### Your objective
Below are the records to retype. Keep every character exactly and leave out the pictures.

### Provided records
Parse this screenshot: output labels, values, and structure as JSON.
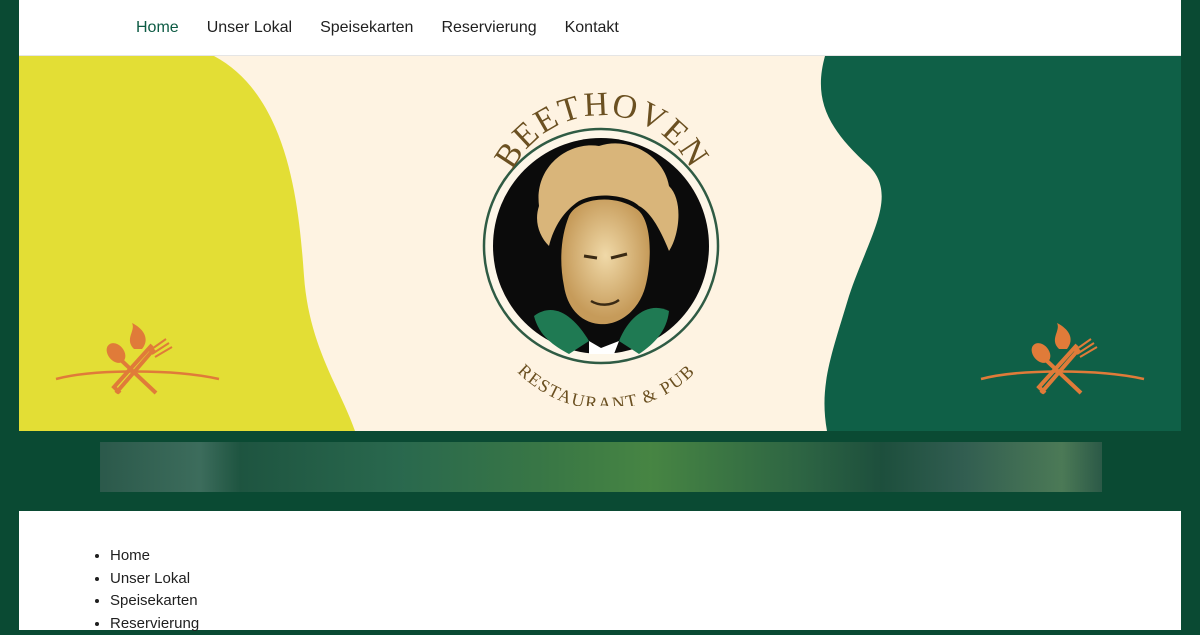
{
  "nav": {
    "items": [
      {
        "label": "Home",
        "active": true
      },
      {
        "label": "Unser Lokal",
        "active": false
      },
      {
        "label": "Speisekarten",
        "active": false
      },
      {
        "label": "Reservierung",
        "active": false
      },
      {
        "label": "Kontakt",
        "active": false
      }
    ]
  },
  "hero": {
    "logo": {
      "title": "BEETHOVEN",
      "subtitle": "RESTAURANT & PUB"
    },
    "decorations": {
      "left_icon": "utensils-fire-icon",
      "right_icon": "utensils-fire-icon"
    }
  },
  "content": {
    "list": [
      "Home",
      "Unser Lokal",
      "Speisekarten",
      "Reservierung"
    ]
  },
  "colors": {
    "page_bg": "#0a4a33",
    "nav_active": "#0d5b44",
    "hero_yellow": "#e3de35",
    "hero_green": "#0f6047",
    "hero_cream": "#fef3e2",
    "logo_brown": "#6b5021",
    "deco_orange": "#e07b39"
  }
}
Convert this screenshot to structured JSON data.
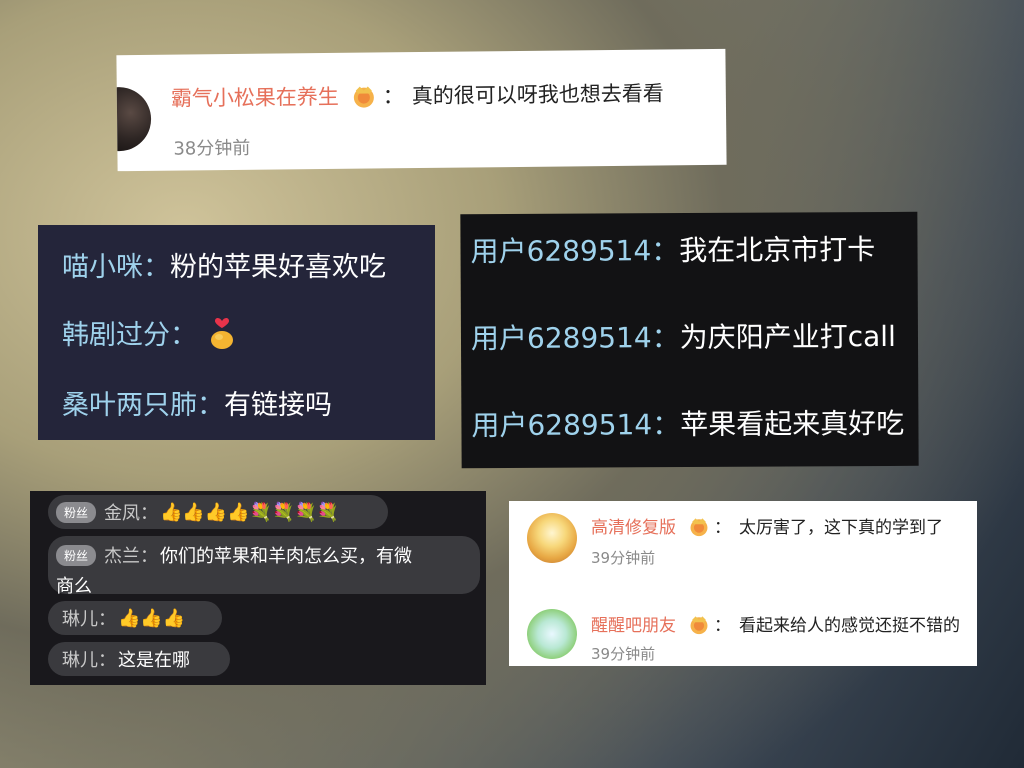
{
  "card_top": {
    "username": "霸气小松果在养生",
    "colon": "：",
    "message": "真的很可以呀我也想去看看",
    "time": "38分钟前",
    "badge_icon": "crown-badge-icon"
  },
  "card_navy": {
    "rows": [
      {
        "name": "喵小咪：",
        "message": "粉的苹果好喜欢吃"
      },
      {
        "name": "韩剧过分：",
        "message": "",
        "emoji": "finger-heart-icon"
      },
      {
        "name": "桑叶两只肺：",
        "message": "有链接吗"
      }
    ]
  },
  "card_black": {
    "rows": [
      {
        "name": "用户6289514：",
        "message": "我在北京市打卡"
      },
      {
        "name": "用户6289514：",
        "message": "为庆阳产业打call"
      },
      {
        "name": "用户6289514：",
        "message": "苹果看起来真好吃"
      }
    ]
  },
  "card_live": {
    "fans_label": "粉丝",
    "rows": [
      {
        "name": "金凤：",
        "emojis": "👍👍👍👍💐💐💐💐"
      },
      {
        "name": "杰兰：",
        "message_line1": "你们的苹果和羊肉怎么买，有微",
        "message_line2": "商么"
      },
      {
        "name": "琳儿：",
        "emojis": "👍👍👍"
      },
      {
        "name": "琳儿：",
        "message": "这是在哪"
      }
    ]
  },
  "card_bottom_right": {
    "comments": [
      {
        "username": "高清修复版",
        "colon": "：",
        "message": "太厉害了，这下真的学到了",
        "time": "39分钟前"
      },
      {
        "username": "醒醒吧朋友",
        "colon": "：",
        "message": "看起来给人的感觉还挺不错的",
        "time": "39分钟前"
      }
    ]
  }
}
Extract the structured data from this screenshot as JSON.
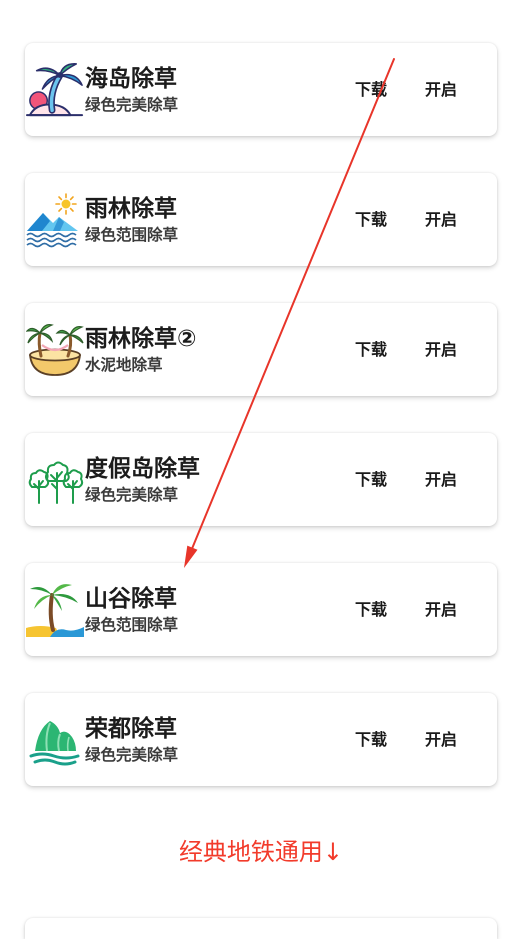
{
  "cards": [
    {
      "title": "海岛除草",
      "subtitle": "绿色完美除草",
      "download_label": "下载",
      "open_label": "开启",
      "icon": "palm-island-icon"
    },
    {
      "title": "雨林除草",
      "subtitle": "绿色范围除草",
      "download_label": "下载",
      "open_label": "开启",
      "icon": "mountain-sun-waves-icon"
    },
    {
      "title": "雨林除草②",
      "subtitle": "水泥地除草",
      "download_label": "下载",
      "open_label": "开启",
      "icon": "palm-bowl-island-icon"
    },
    {
      "title": "度假岛除草",
      "subtitle": "绿色完美除草",
      "download_label": "下载",
      "open_label": "开启",
      "icon": "forest-trees-icon"
    },
    {
      "title": "山谷除草",
      "subtitle": "绿色范围除草",
      "download_label": "下载",
      "open_label": "开启",
      "icon": "palm-beach-icon"
    },
    {
      "title": "荣都除草",
      "subtitle": "绿色完美除草",
      "download_label": "下载",
      "open_label": "开启",
      "icon": "green-hills-waves-icon"
    }
  ],
  "section_heading": "经典地铁通用↓",
  "colors": {
    "section_heading": "#f23b2b",
    "annotation_arrow": "#e8352a",
    "card_background": "#ffffff",
    "page_background": "#ffffff"
  }
}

### Exercise result
Parse this screenshot: output labels, values, and structure as JSON.
{
  "nav": {
    "items": [
      {
        "label": "Home",
        "active": true
      },
      {
        "label": "Unser Lokal",
        "active": false
      },
      {
        "label": "Speisekarten",
        "active": false
      },
      {
        "label": "Reservierung",
        "active": false
      },
      {
        "label": "Kontakt",
        "active": false
      }
    ]
  },
  "hero": {
    "logo": {
      "title": "BEETHOVEN",
      "subtitle": "RESTAURANT & PUB"
    },
    "decorations": {
      "left_icon": "utensils-fire-icon",
      "right_icon": "utensils-fire-icon"
    }
  },
  "content": {
    "list": [
      "Home",
      "Unser Lokal",
      "Speisekarten",
      "Reservierung"
    ]
  },
  "colors": {
    "page_bg": "#0a4a33",
    "nav_active": "#0d5b44",
    "hero_yellow": "#e3de35",
    "hero_green": "#0f6047",
    "hero_cream": "#fef3e2",
    "logo_brown": "#6b5021",
    "deco_orange": "#e07b39"
  }
}
Convert this screenshot to structured JSON data.
{
  "card_top": {
    "username": "霸气小松果在养生",
    "colon": "：",
    "message": "真的很可以呀我也想去看看",
    "time": "38分钟前",
    "badge_icon": "crown-badge-icon"
  },
  "card_navy": {
    "rows": [
      {
        "name": "喵小咪：",
        "message": "粉的苹果好喜欢吃"
      },
      {
        "name": "韩剧过分：",
        "message": "",
        "emoji": "finger-heart-icon"
      },
      {
        "name": "桑叶两只肺：",
        "message": "有链接吗"
      }
    ]
  },
  "card_black": {
    "rows": [
      {
        "name": "用户6289514：",
        "message": "我在北京市打卡"
      },
      {
        "name": "用户6289514：",
        "message": "为庆阳产业打call"
      },
      {
        "name": "用户6289514：",
        "message": "苹果看起来真好吃"
      }
    ]
  },
  "card_live": {
    "fans_label": "粉丝",
    "rows": [
      {
        "name": "金凤：",
        "emojis": "👍👍👍👍💐💐💐💐"
      },
      {
        "name": "杰兰：",
        "message_line1": "你们的苹果和羊肉怎么买，有微",
        "message_line2": "商么"
      },
      {
        "name": "琳儿：",
        "emojis": "👍👍👍"
      },
      {
        "name": "琳儿：",
        "message": "这是在哪"
      }
    ]
  },
  "card_bottom_right": {
    "comments": [
      {
        "username": "高清修复版",
        "colon": "：",
        "message": "太厉害了，这下真的学到了",
        "time": "39分钟前"
      },
      {
        "username": "醒醒吧朋友",
        "colon": "：",
        "message": "看起来给人的感觉还挺不错的",
        "time": "39分钟前"
      }
    ]
  }
}
Extract the structured data from this screenshot as JSON.
{
  "cards": [
    {
      "title": "海岛除草",
      "subtitle": "绿色完美除草",
      "download_label": "下载",
      "open_label": "开启",
      "icon": "palm-island-icon"
    },
    {
      "title": "雨林除草",
      "subtitle": "绿色范围除草",
      "download_label": "下载",
      "open_label": "开启",
      "icon": "mountain-sun-waves-icon"
    },
    {
      "title": "雨林除草②",
      "subtitle": "水泥地除草",
      "download_label": "下载",
      "open_label": "开启",
      "icon": "palm-bowl-island-icon"
    },
    {
      "title": "度假岛除草",
      "subtitle": "绿色完美除草",
      "download_label": "下载",
      "open_label": "开启",
      "icon": "forest-trees-icon"
    },
    {
      "title": "山谷除草",
      "subtitle": "绿色范围除草",
      "download_label": "下载",
      "open_label": "开启",
      "icon": "palm-beach-icon"
    },
    {
      "title": "荣都除草",
      "subtitle": "绿色完美除草",
      "download_label": "下载",
      "open_label": "开启",
      "icon": "green-hills-waves-icon"
    }
  ],
  "section_heading": "经典地铁通用↓",
  "colors": {
    "section_heading": "#f23b2b",
    "annotation_arrow": "#e8352a",
    "card_background": "#ffffff",
    "page_background": "#ffffff"
  }
}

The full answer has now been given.